Besides that staggering from-a-tree perspective, there was the view from the back of a pickup truck bouncing out of a cliffhanging village and the full-moon-at-midnight moment as our water taxi slapped across Lake Atitlan.
During our weeklong Guatemalan stay, we spent most of our time visiting villages that ring Lake Atitlan, Central America’s deepest lake at more than 1,000 feet in spots. It glitters some 50 miles west of Antigua and 65 miles west of the airport in Guatemala City, the country’s capital.
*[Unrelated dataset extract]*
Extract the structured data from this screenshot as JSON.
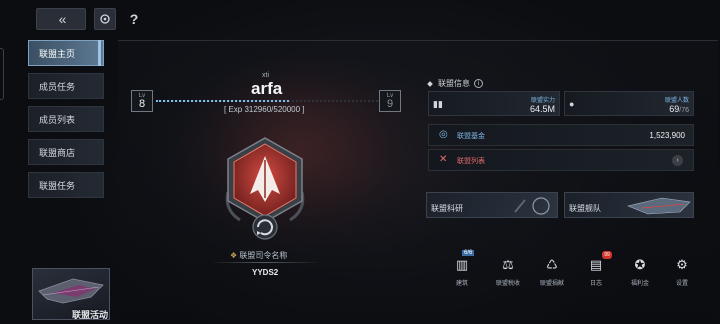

My wife and I went to visit our daughter and son-in-law in Panajachel — with 15,000 residents, the main city along the caldera-filled lake. Off on a two-year honeymoon adventure, Alison is working for a cooperative women’s weaving venture called Maya Traditions. John is teaching English to preteens at a school in Panajachel.
They neither have nor need a car. All the villages skirting Lake Atitlan are accessible by cheap water taxis, costing roughly $2 a ride or 15 quetzal — a word for both Guatemala’s money and one of its countless, colorful species of birds.
After figuring out “quetzal” means money, we learned the word “Pana” is what everyone calls the vibrant lake-coast town of Panajachel, including the singsong water-taxi drivers whose incessant “Pana, Pana” calls echo across the lake.
Pickup truck with a view
When we first arrived in Pana after a three-hour flight from Miami and a couple of hours on the highway, we decided to walk about six miles south along the lake to San Antonio. The village is famous for its handpainted porcelain pottery. The views were lovely and we felt safe, although we had been warned to watch out for pickpockets.
Our daughter urged us to opt for the popular pickup ride back to Panajachel.
For 60 quetzal, or just more than $8 for the four of us, we climbed into the back of a pickup with local moms, their smiling kids and young men hanging off the back — all decked out in the vibrant blues and reds that indicate which village they call home. It was local immersion, with a sprinkling of dust.
We left Pana — via water taxi, a boat with benches holding up to roughly a dozen passengers — for the quaint and steep hillside village of Santa Cruz. For three nights there, we called La Iguana Perdida — the Lost Iguana — our home. (The place actually inspired the Earth Lodge owners to open their inn with the treehouse, where we would end our week.)
Right off the taxi dock, we found the eccentric and warm inn. It’s run by a couple named Dave and Deedle. She’s a British scuba instructor who opened the inn to divers and backpackers. He emceed the open-mic night of jokes and songs, which were rewarded with free shots of whiskey or rum.
Dinner was served family-style, a meld of bean stew and chorizo one night; potato-leek soup and eggplant parmesan the next. Our dining neighbors included a former flight attendant from North Carolina and a high school science teacher on break from Washington, D.C. The rooms ranged from hostel dorms to cozy large suites with hammocks on the balcony overlooking the volcano-circled lake.